"The communication is key in anything," Beverley said. "... Your voice is a presence, and we have to keep doing it for us to be successful defensively."

Turning it over

The Wolves, under Finch and assistant Elston Turner, altered their defensive approach and primarily play a low-man scheme this season. That means center Karl-Anthony Towns defends more against screens on the perimeter and drops to the rim less often.

Instead, a defender near the baseline is responsible for rim protection as the Wolves rotate to cover shooters coming out of screens. The scheme is designed for the young Wolves to use their athleticism to their advantage. It has helped them generate turnovers in a big way.

"Our defense fuels our offense," Edwards said. "When we're a string on defense, then we're unstoppable."

Few teams in the league generate offense from their defense the way the Wolves do. They force the most turnovers in the league (17.6 per game), and that leads to the most points off turnovers in the league (20). They also generate the fifth-most shot attempts in transition at 14.9 per game. They could be more efficient at converting those opportunities — they average just 1.01 points per transition possession, second-to-last in the league. But there's nothing like a turnover that turns into an easy bucket to get players going.

"If KAT's running on a defensive stop and we're running in transition and he gets a layup, that makes him feel better," Russell said. "Ant gets a dunk and gets involved with the crowd, it makes guys feel a little."

Accountability ability

Part of being a communicative team is the quality of holding each other accountable. This hasn't been the Wolves' strong suit in recent seasons. That has changed, according to Russell.
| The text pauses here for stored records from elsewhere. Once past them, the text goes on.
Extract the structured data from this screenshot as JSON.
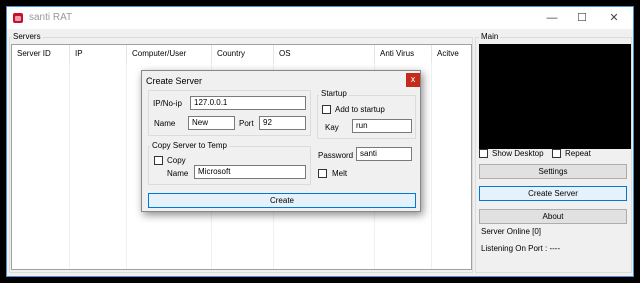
{
  "window": {
    "title": "santi RAT",
    "controls": {
      "minimize": "—",
      "maximize": "☐",
      "close": "✕"
    }
  },
  "servers": {
    "label": "Servers",
    "columns": [
      "Server ID",
      "IP",
      "Computer/User",
      "Country",
      "OS",
      "Anti Virus",
      "Acitve"
    ]
  },
  "main": {
    "label": "Main",
    "show_desktop": "Show Desktop",
    "repeat": "Repeat",
    "settings": "Settings",
    "create_server": "Create Server",
    "about": "About",
    "server_online": "Server Online [0]",
    "listening_on_port": "Listening On Port : ----"
  },
  "dialog": {
    "title": "Create Server",
    "close": "x",
    "ip_label": "IP/No-ip",
    "ip_value": "127.0.0.1",
    "name_label": "Name",
    "name_value": "New",
    "port_label": "Port",
    "port_value": "92",
    "startup_group": "Startup",
    "add_to_startup": "Add to startup",
    "kay_label": "Kay",
    "kay_value": "run",
    "copy_group": "Copy Server to Temp",
    "copy_label": "Copy",
    "copy_name_label": "Name",
    "copy_name_value": "Microsoft",
    "password_label": "Password",
    "password_value": "santi",
    "melt_label": "Melt",
    "create_button": "Create"
  }
}
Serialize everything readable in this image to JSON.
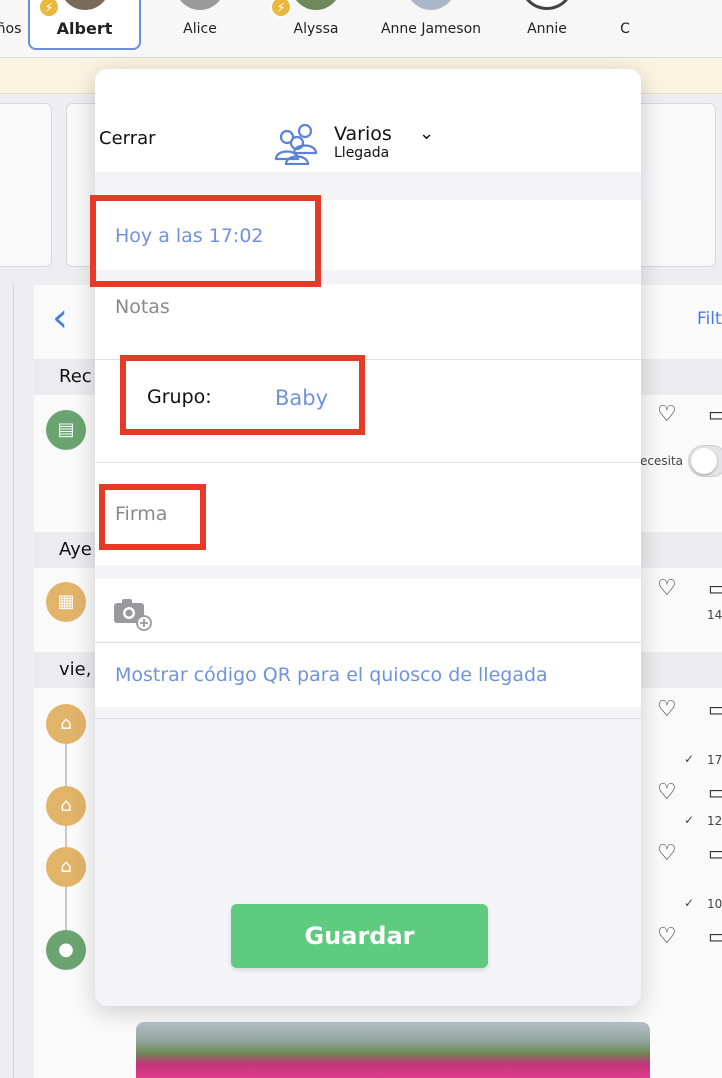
{
  "kids": [
    {
      "name": "ños",
      "badge": false
    },
    {
      "name": "Albert",
      "badge": true,
      "selected": true
    },
    {
      "name": "Alice",
      "badge": false
    },
    {
      "name": "Alyssa",
      "badge": true
    },
    {
      "name": "Anne Jameson",
      "badge": false
    },
    {
      "name": "Annie",
      "badge": false
    },
    {
      "name": "C",
      "badge": false
    }
  ],
  "background": {
    "filter_label": "Filt",
    "sections": [
      "Rec",
      "Aye",
      "vie,"
    ],
    "needs_label": "ecesita",
    "counts": [
      "14",
      "17",
      "12",
      "10"
    ]
  },
  "modal": {
    "close_label": "Cerrar",
    "checkin_type": "Varios",
    "checkin_subtype": "Llegada",
    "time_value": "Hoy a las 17:02",
    "notes_placeholder": "Notas",
    "group_label": "Grupo:",
    "group_value": "Baby",
    "signature_placeholder": "Firma",
    "qr_link": "Mostrar código QR para el quiosco de llegada",
    "save_label": "Guardar"
  },
  "colors": {
    "accent_blue": "#6f93de",
    "save_green": "#5fcb80",
    "highlight_red": "#e53b26",
    "badge_yellow": "#e8b93e"
  },
  "icons": [
    "group-icon",
    "chevron-down-icon",
    "camera-add-icon",
    "back-chevron-icon",
    "heart-icon",
    "comment-icon",
    "clipboard-icon",
    "calendar-icon",
    "home-icon",
    "chat-icon",
    "checkmark-icon"
  ]
}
"When the team scores on you and you're the reason why, you don't want to be that guy," Russell said. "If KAT's the guy that gives up a layup, everybody is on KAT. If I'm the guy that gets blown by or Ant didn't rotate, I think holding guys accountable has allowed us all to lock in to it."

Russell appears locked in. Last season his defensive rating was 116.8, indicating the Wolves allowed that many points per 100 possessions when he was on the floor. In a twist that few saw coming, he has the best defensive rating of Wolves starters and rotation players this season, 98.3. The team defensive rating drops to 112.5 when Russell is off the floor. No other player's absence makes as big a statistical mark.

"We use him a lot in off-ball situations, where he has a great feel for how to play like help or free safety," Finch said. "... We've been playing more and more zone, and he's really good at that. He quarterbacks that really well. Sometimes we give those guys the freedom to call that stuff on their own, and he'll have a good feel for doing that, too."

Players turn to defense because it leads to victories, Finch said.

"One of the keys to all of this is getting these guys at the right time in their career, and there's no secret at different times in people's careers they value different things for different reasons," he said.

"With KAT and D-Lo they've watched their contemporaries now go to the playoffs, have success and they know now what that takes."